# TASK DATA
+---+

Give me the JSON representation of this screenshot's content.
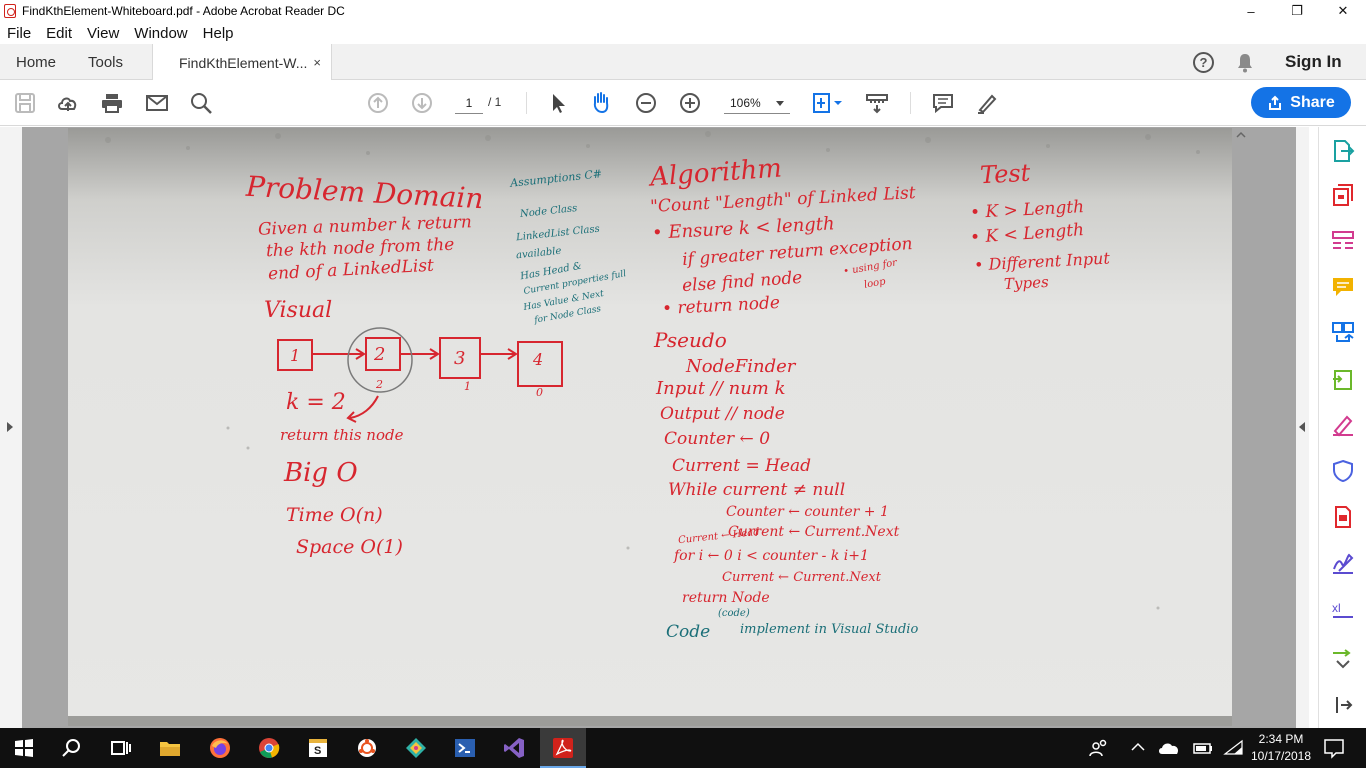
{
  "window": {
    "title": "FindKthElement-Whiteboard.pdf - Adobe Acrobat Reader DC",
    "minimize": "–",
    "maximize": "❐",
    "close": "✕"
  },
  "menu": [
    "File",
    "Edit",
    "View",
    "Window",
    "Help"
  ],
  "tabs": {
    "home": "Home",
    "tools": "Tools",
    "document": "FindKthElement-W...",
    "close": "×"
  },
  "header": {
    "help": "?",
    "sign_in": "Sign In"
  },
  "toolbar": {
    "page_current": "1",
    "page_total": "/ 1",
    "zoom": "106%",
    "share_label": "Share"
  },
  "whiteboard": {
    "problem_domain": {
      "title": "Problem Domain",
      "lines": [
        "Given a number k return",
        "the kth node from the",
        "end of a LinkedList"
      ]
    },
    "assumptions": {
      "title": "Assumptions C#",
      "lines": [
        "Node Class",
        "LinkedList Class",
        "available",
        "Has Head &",
        "Current properties full",
        "Has Value & Next",
        "for Node Class"
      ]
    },
    "algorithm": {
      "title": "Algorithm",
      "lines": [
        "\"Count \"Length\" of Linked List",
        "• Ensure k < length",
        "if greater return exception",
        "else find node",
        "• using for",
        "loop",
        "• return node"
      ]
    },
    "test": {
      "title": "Test",
      "lines": [
        "• K > Length",
        "• K < Length",
        "• Different Input",
        "Types"
      ]
    },
    "visual": {
      "title": "Visual",
      "nodes": [
        "1",
        "2",
        "3",
        "4"
      ],
      "indices": [
        "2",
        "1",
        "0"
      ],
      "k_label": "k = 2",
      "return_label": "return this node"
    },
    "big_o": {
      "title": "Big O",
      "time": "Time  O(n)",
      "space": "Space  O(1)"
    },
    "pseudo": {
      "title": "Pseudo",
      "lines": [
        "NodeFinder",
        "Input // num k",
        "Output // node",
        "Counter ← 0",
        "Current = Head",
        "While current ≠ null",
        "Counter ← counter + 1",
        "Current ← Current.Next",
        "Current ← Head",
        "for i ← 0  i < counter - k  i+1",
        "Current ← Current.Next",
        "return Node"
      ]
    },
    "code": {
      "label": "Code",
      "note": "(code)",
      "text": "implement in Visual Studio"
    }
  },
  "taskbar": {
    "time": "2:34 PM",
    "date": "10/17/2018"
  },
  "colors": {
    "share_blue": "#1473e6",
    "marker_red": "#d7262f",
    "marker_teal": "#1b6f78",
    "taskbar": "#101010"
  }
}
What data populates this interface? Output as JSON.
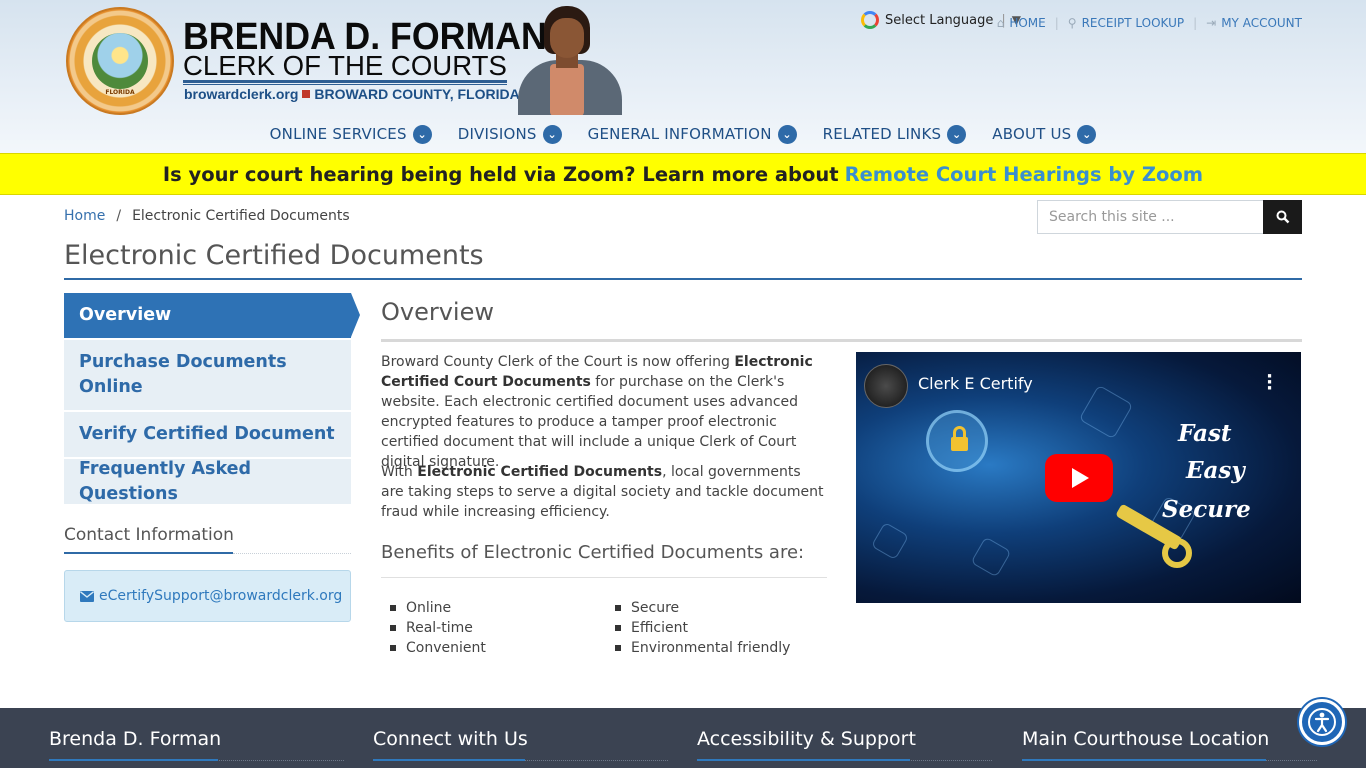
{
  "header": {
    "seal_text": "FLORIDA",
    "brand_name": "BRENDA D. FORMAN",
    "brand_title": "CLERK OF THE COURTS",
    "site": "browardclerk.org",
    "county": "BROWARD COUNTY, FLORIDA",
    "language_label": "Select Language",
    "top_links": [
      {
        "label": "HOME",
        "icon": "home-icon"
      },
      {
        "label": "RECEIPT LOOKUP",
        "icon": "search-icon"
      },
      {
        "label": "MY ACCOUNT",
        "icon": "sign-in-icon"
      }
    ],
    "nav": [
      {
        "label": "ONLINE SERVICES"
      },
      {
        "label": "DIVISIONS"
      },
      {
        "label": "GENERAL INFORMATION"
      },
      {
        "label": "RELATED LINKS"
      },
      {
        "label": "ABOUT US"
      }
    ]
  },
  "alert": {
    "text": "Is your court hearing being held via Zoom? Learn more about",
    "link": "Remote Court Hearings by Zoom"
  },
  "breadcrumb": {
    "home": "Home",
    "separator": "/",
    "current": "Electronic Certified Documents"
  },
  "search": {
    "placeholder": "Search this site ..."
  },
  "page_title": "Electronic Certified Documents",
  "sidebar": {
    "items": [
      {
        "label": "Overview",
        "active": true
      },
      {
        "label": "Purchase Documents Online"
      },
      {
        "label": "Verify Certified Document"
      },
      {
        "label": "Frequently Asked Questions"
      }
    ],
    "contact_heading": "Contact Information",
    "contact_email": "eCertifySupport@browardclerk.org"
  },
  "main": {
    "heading": "Overview",
    "p1_a": "Broward County Clerk of the Court is now offering ",
    "p1_b": "Electronic Certified Court Documents",
    "p1_c": " for purchase on the Clerk's website. Each electronic certified document uses advanced encrypted features to produce a tamper proof electronic certified document that will include a unique Clerk of Court digital signature.",
    "p2_a": "With ",
    "p2_b": "Electronic Certified Documents",
    "p2_c": ", local governments are taking steps to serve a digital society and tackle document fraud while increasing efficiency.",
    "benefits_heading": "Benefits of Electronic Certified Documents are:",
    "benefits_left": [
      "Online",
      "Real-time",
      "Convenient"
    ],
    "benefits_right": [
      "Secure",
      "Efficient",
      "Environmental friendly"
    ]
  },
  "video": {
    "title": "Clerk E Certify",
    "words": [
      "Fast",
      "Easy",
      "Secure"
    ]
  },
  "footer": {
    "columns": [
      "Brenda D. Forman",
      "Connect with Us",
      "Accessibility & Support",
      "Main Courthouse Location"
    ]
  },
  "colors": {
    "brand_blue": "#2e72b5",
    "alert_yellow": "#ffff00",
    "footer_bg": "#3b4352"
  }
}
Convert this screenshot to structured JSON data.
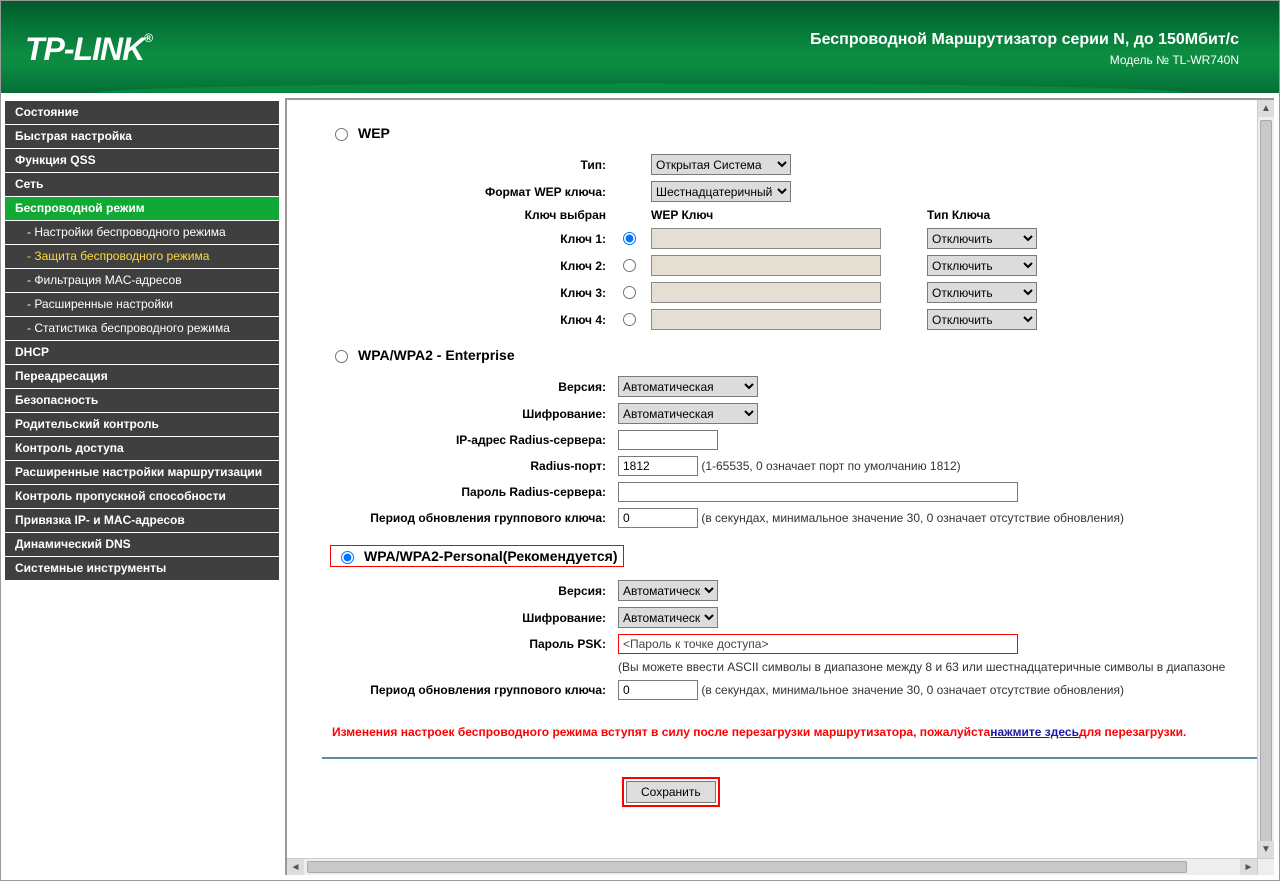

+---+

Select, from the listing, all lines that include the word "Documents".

    "current": "Electronic Certified Documents"
  "page_title": "Electronic Certified Documents",
        "label": "Purchase Documents Online"
    "p1_b": "Electronic Certified Court Documents",
    "p2_b": "Electronic Certified Documents",
    "benefits_heading": "Benefits of Electronic Certified Documents are:",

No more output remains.